April 5, 2015
We’re right in the middle of a multi-week theme here at the Thornapple Blog, so if you are just dropping in you might find it helpful to go all the way back to February if you want to get the full treatment. But the synopsis is that we’re taking a dive into moral dietetics: the ethics of what you choose to eat, and we’re focusing especially on the way that what you choose to eat affects you, rather than someone else. This points us directly to overeating (though we should probably come back and do undereating sooner or later). I’ve been trying to resist the idea that overweight people have no one to blame but themselves.
So let me just make things easy this week by pointing to the most popular alternative. If obesity is not just a problem of poor decision making by individuals, we need to find some other way to explain why people are getting fat in unusually large numbers. If we find that the increasing rate of obesity has been caused by something other than a lot of spectacularly bad behavior by people acting one by one on their own initiative, then we can replace the individualistic theory of ethical responsibility for unhealthy eating habits with some better account.
And the most popular alternative is: THE FOOD INDUSTRY! This would be a theme we’ve touched upon many times in the Thronapple Blog. People are getting fat because the conglomeration of industrial farming, industrial scale milling, slaughtering, processing and distribution companies, the food manufacturers and finally the retailers (in the form of grocery and restaurant chains) are doing things that cause people to eat badly.
I think there is absolutely no doubt that this is true, but the tricky part comes because there are many rather different ways in which it is true. And here’s a warning: it’s going to take me a couple of more weeks to tire of this theme, and even then I won’t really have exhausted things.

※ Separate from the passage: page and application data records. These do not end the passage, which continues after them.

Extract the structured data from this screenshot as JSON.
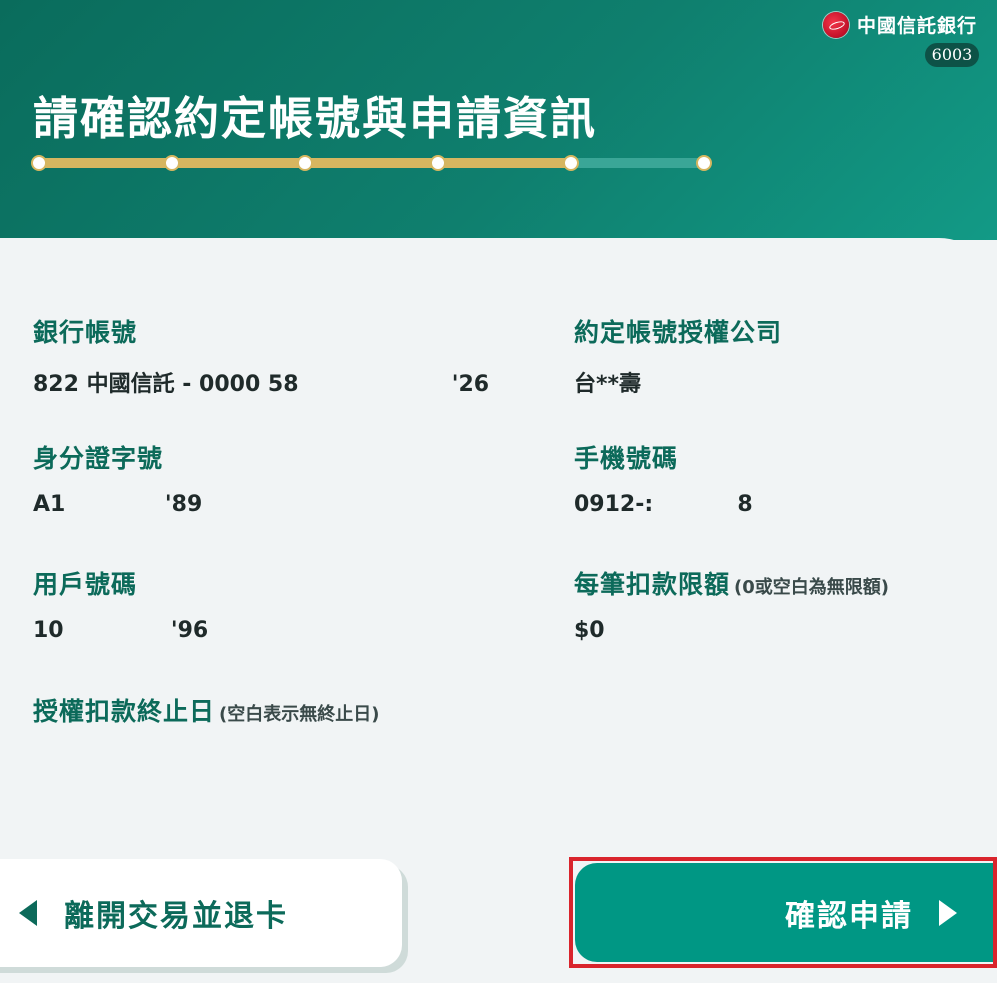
{
  "brand": {
    "name": "中國信託銀行",
    "kiosk_id": "6003",
    "logo_icon": "ctbc-logo-icon"
  },
  "header": {
    "title": "請確認約定帳號與申請資訊"
  },
  "progress": {
    "total_steps": 6,
    "current_step": 5
  },
  "fields": {
    "bank_account": {
      "label": "銀行帳號",
      "value": "822 中國信託 - 0000 58                    '26"
    },
    "authorized_company": {
      "label": "約定帳號授權公司",
      "value": "台**壽"
    },
    "id_number": {
      "label": "身分證字號",
      "value": "A1             '89"
    },
    "mobile": {
      "label": "手機號碼",
      "value": "0912-:           8"
    },
    "user_number": {
      "label": "用戶號碼",
      "value": "10              '96"
    },
    "limit": {
      "label": "每筆扣款限額",
      "note": "(0或空白為無限額)",
      "value": "$0"
    },
    "end_date": {
      "label": "授權扣款終止日",
      "note": "(空白表示無終止日)",
      "value": ""
    }
  },
  "buttons": {
    "exit_label": "離開交易並退卡",
    "confirm_label": "確認申請"
  },
  "colors": {
    "header": "#0f7f6e",
    "accent": "#009784",
    "progress_done": "#d6b660",
    "highlight": "#d9242c"
  }
}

So for this week—again with the idea of keeping things simple—let’s just start out that there are two big lines of thought to follow through when we probe how the food industry is the cause of people eating badly. The first is that people are eating the wrong food, the second is that whatever they are eating, they are eating too much. My sense is that food activists have sort of picked up primarily on the first line of thought. We’ll come back and revisit that in another blog down the road, so for now let’s just close off this week’s entry by noticing some dead obvious things about eating too much.
First, eating has become incredibly convenient of late. A few weeks back we noticed that the auto industry had to accommodate their product line to the convenience of food by adding cupholders to their vehicles. Even the French and Germans have done this, at least on the models that they sell in the United States. If it were not so incredibly easy to pull in and scarf a taco, some fries or shake, it’s entirely reasonable to think that people might not do it with such insane frequency.
Second, the food industry itself is maniacally proud of how inexpensive food has become. Back in 1965, a McDonald’s hamburger cost 15¢. It was 240 ready calories for nothing but pocket change, and certainly marked a step in the direction of eating more for less. If we just take inflation into account, the McDonald’s hamburger should cost $1.13 in today’s money. It’s actually more than that now, but you do have some choices at the Golden Arches. In 2015 the McDonald’s “Dollar Menu” boasts four hot food items. The McDouble with 340 calories, the double cheeseburger with 380 calories, the McChicken sandwich with 370 calories and an order of chicken McNuggets with an astonishing 940 calories. The healthiest thing on the Dollar Menu would be the soft baked oatmeal raisin cookie at only 150 calories.
In 2015, you’ll have to spend more to eat less. I know, I know. It’s obvious, but our love of obscurity notwithstanding here at the Thornapple blog, it doesn’t hurt to state the obvious now and again.
Paul B. Thompson is the W.K. Kellogg Professor of Agricultural, Food and Community Ethics at Michigan State University